Just as Turkey is situated on the border between Europe and Asia, this Turkish tile in the Gardner Museum’s collection sits in a window between the Italian-inspired Courtyard and the Spanish Cloister, which holds exquisite art pieces from both the Hispanic and Islamic world. But the Turkish tile stands out, and for good reason.
The Origin of Turkish Tiles
The tile was manufactured around 1575 in the town of İznik, located in Western Turkey, during the height of high-quality tile production in that region. Many of the tiles produced in İznik during the mid to late 16th century decorated important public buildings constructed during the Ottoman Empire. The most common were palaces and mosques, although some tiles appeared in domestic secular settings. Some İznik tiles came in sets that, when placed together, created repeating patterns on the walls of the buildings they adorned.
Interestingly, these tiles are not made from traditional clay but from a material called fritware or stonepaste. Fritware is a mixture of ground up quartz, white clay and frit (a fine glassy powder). This material was likely invented in 11th century Egypt in an attempt to replicate Chinese porcelain. Fritware technology spread from Egypt throughout other Islamic lands and was the dominant type of ceramic for centuries.
The Unique Tile of the Gardner
The Gardner Museum’s tile depicts a central grape leaf (Vitis is its scientific name in Latin) on a meandering vine surrounded by immature grape clusters.
Jenny Pore, Museum Horticulturist, helped identify the flowers and leaves on the tile: tulips (Tulipa), carnation petals (Dianthus caryophyllus), serrated saz leaf (reed), rose leaves (Rosa), hyacinth (Hyacinthus) and wild or common hyacinth (Hyacinthus orientalis). The design of the tile has a repeating pattern that is unusual for Iznik tiles, but has the quintessential İznik color palette of blue, turquoise, green, red, and black on a white slip ground. A thick, clear glaze coats these colors, saturating and protecting their vibrancy.
Analyzing the Turkish Tile
In order to learn more about the glaze colorants, we analyzed tile with portable X-ray fluorescence (pXRF) spectroscopy.
pXRF is a fast, non-destructive form of analysis that detects the elements that are present in a particular area; almost like an elemental fingerprint for materials. For instance, pXRF analysis revealed that the dark blue glaze colorant contains cobalt (cobalt oxide) while the turquoise glaze contains copper (cupric oxide) oxide. We also used the magnification of a stereobinocular microscope to observe the tile. Images from that exercise in close-looking show the detailed application of areas with multiple glaze colors and the way that the colors partially diffuse into the thick, bubbly clear glaze layer on top.
The Turkish Tile’s Twin

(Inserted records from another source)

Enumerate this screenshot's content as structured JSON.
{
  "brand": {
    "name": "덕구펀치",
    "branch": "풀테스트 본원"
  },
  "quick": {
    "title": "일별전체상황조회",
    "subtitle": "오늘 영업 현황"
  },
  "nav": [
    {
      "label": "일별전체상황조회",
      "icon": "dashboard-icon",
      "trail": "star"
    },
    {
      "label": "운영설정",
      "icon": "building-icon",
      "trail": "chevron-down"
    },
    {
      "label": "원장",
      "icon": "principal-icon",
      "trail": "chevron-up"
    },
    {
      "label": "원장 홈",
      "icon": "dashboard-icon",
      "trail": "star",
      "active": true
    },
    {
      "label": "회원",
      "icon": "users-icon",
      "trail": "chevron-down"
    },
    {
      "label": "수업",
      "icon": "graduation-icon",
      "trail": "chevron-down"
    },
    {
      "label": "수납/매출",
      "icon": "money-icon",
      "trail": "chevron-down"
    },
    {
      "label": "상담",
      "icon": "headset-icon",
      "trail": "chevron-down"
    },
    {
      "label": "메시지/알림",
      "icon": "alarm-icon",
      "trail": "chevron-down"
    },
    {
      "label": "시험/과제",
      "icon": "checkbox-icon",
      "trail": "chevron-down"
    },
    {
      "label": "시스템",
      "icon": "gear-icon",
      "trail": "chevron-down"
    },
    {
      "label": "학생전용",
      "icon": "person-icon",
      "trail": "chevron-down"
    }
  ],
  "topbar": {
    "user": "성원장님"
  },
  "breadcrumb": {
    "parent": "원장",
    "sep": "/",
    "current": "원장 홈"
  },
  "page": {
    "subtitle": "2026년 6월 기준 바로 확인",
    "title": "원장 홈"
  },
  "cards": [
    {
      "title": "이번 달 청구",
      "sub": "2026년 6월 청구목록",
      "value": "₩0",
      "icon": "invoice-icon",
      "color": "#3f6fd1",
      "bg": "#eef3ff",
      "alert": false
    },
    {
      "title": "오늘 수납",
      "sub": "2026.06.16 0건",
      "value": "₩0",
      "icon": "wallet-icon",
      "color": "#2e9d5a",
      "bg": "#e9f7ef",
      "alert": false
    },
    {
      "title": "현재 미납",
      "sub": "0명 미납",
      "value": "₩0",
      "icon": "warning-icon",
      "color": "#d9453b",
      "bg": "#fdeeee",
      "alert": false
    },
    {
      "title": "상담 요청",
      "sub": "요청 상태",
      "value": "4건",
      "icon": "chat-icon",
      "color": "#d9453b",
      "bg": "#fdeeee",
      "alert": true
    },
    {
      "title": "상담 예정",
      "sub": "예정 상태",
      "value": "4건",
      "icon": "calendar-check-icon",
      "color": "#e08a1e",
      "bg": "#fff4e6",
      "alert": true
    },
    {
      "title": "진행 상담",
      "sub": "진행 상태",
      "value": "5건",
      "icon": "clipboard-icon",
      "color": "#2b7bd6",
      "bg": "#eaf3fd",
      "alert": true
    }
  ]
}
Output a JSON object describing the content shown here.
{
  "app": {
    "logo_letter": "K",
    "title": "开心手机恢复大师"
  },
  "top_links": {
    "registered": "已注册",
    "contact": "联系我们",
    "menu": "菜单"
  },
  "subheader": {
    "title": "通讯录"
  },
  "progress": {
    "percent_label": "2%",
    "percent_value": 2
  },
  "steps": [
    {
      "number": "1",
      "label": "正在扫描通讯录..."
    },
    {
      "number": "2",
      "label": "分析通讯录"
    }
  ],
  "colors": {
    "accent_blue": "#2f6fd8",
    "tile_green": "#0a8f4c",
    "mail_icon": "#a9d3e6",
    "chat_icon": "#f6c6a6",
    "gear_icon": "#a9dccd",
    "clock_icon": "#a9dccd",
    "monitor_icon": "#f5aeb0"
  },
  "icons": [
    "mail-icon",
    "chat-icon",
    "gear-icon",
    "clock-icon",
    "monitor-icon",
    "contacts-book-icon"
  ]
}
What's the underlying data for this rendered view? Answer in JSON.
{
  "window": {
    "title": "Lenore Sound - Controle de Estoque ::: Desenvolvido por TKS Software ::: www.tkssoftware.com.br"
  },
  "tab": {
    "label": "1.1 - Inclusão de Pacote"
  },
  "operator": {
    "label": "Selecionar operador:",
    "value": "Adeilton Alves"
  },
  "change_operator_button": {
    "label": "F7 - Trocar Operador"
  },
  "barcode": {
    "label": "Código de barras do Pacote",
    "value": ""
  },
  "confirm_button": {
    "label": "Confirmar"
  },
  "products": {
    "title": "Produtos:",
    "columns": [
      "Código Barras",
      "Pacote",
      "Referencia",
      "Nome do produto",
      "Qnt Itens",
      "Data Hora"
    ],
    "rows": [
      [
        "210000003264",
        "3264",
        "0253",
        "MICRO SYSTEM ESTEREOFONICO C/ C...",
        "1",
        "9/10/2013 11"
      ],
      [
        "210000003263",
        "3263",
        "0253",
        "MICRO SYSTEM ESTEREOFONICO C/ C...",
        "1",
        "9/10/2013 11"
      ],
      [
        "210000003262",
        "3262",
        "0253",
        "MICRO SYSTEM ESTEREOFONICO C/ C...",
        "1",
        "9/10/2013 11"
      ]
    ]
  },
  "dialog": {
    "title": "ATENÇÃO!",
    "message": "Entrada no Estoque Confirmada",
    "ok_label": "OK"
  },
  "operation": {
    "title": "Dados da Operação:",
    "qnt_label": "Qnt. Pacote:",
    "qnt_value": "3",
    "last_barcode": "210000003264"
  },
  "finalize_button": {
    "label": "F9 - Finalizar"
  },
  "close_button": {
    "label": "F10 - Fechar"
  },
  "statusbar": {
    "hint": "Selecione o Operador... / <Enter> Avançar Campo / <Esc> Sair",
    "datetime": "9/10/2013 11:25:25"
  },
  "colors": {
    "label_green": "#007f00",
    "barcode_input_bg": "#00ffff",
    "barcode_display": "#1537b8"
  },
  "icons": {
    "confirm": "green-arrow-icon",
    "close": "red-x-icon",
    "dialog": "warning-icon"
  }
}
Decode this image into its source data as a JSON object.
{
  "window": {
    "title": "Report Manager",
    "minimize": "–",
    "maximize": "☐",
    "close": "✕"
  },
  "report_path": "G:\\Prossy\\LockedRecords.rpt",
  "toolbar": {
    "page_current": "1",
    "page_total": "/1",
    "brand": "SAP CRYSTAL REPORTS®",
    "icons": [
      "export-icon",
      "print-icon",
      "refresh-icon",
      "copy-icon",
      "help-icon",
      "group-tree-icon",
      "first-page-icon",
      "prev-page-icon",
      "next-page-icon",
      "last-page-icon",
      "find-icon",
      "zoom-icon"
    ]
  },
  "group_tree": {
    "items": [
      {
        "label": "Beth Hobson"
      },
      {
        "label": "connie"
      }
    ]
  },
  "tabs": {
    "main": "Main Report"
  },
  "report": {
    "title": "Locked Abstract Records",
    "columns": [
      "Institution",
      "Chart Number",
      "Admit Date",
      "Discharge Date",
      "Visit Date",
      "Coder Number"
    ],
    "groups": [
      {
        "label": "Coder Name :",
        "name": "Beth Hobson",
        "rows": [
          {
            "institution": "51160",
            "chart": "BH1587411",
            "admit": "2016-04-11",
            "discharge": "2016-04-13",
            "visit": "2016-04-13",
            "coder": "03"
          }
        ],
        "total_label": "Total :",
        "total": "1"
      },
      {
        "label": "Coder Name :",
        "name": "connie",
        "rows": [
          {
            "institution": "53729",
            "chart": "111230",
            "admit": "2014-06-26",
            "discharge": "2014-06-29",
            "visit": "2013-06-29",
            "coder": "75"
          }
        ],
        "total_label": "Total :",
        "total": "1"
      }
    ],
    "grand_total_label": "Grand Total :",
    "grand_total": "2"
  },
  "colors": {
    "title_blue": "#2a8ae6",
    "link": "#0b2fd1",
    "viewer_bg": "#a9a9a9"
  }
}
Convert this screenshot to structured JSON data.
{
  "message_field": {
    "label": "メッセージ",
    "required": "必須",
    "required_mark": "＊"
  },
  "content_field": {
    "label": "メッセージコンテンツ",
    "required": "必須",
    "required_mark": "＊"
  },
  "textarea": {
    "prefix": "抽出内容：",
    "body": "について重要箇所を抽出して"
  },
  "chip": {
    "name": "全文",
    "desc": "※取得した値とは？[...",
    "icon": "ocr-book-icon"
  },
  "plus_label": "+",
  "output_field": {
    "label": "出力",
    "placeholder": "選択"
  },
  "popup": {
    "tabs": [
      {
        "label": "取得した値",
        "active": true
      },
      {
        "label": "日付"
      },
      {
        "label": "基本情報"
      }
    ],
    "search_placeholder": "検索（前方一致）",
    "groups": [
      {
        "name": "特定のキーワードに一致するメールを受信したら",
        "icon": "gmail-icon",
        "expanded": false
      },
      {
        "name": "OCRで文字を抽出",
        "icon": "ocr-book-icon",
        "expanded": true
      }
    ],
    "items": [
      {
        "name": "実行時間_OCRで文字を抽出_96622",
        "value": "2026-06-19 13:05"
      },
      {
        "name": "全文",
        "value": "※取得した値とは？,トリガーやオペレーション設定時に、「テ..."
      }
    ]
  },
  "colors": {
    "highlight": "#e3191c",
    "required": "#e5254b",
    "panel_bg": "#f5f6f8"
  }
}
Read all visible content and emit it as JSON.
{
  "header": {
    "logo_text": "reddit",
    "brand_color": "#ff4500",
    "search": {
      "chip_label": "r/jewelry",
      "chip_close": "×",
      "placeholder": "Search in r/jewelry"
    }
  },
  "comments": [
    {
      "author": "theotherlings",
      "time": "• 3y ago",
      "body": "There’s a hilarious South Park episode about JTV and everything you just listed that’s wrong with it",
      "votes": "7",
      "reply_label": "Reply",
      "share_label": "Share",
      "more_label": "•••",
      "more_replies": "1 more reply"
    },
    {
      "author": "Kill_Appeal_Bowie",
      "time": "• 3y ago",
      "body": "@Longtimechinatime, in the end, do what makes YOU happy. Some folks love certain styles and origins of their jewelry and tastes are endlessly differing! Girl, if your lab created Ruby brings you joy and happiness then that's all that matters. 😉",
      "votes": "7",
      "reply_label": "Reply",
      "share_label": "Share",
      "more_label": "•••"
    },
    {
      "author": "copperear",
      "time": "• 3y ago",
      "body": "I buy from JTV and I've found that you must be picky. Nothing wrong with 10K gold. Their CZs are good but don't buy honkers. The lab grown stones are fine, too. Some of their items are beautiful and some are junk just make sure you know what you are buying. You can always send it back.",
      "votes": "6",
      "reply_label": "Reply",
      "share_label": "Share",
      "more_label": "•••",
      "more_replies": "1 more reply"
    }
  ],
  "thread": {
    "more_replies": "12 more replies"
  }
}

We don’t know who designed our tile or for what location, but we do know that there is another tile of the same unusual design. It resides in the collection of the members-only Providence Art Club in Providence, Rhode Island. What are the odds that two of the very few tiles known for this pattern would end up 5,000 miles away from where they were created, and only 50 miles apart from each other?
Next time you are in Boston, make sure to visit the Gardner Museum to see the only one of these beautiful and unique tiles on display in a public collection.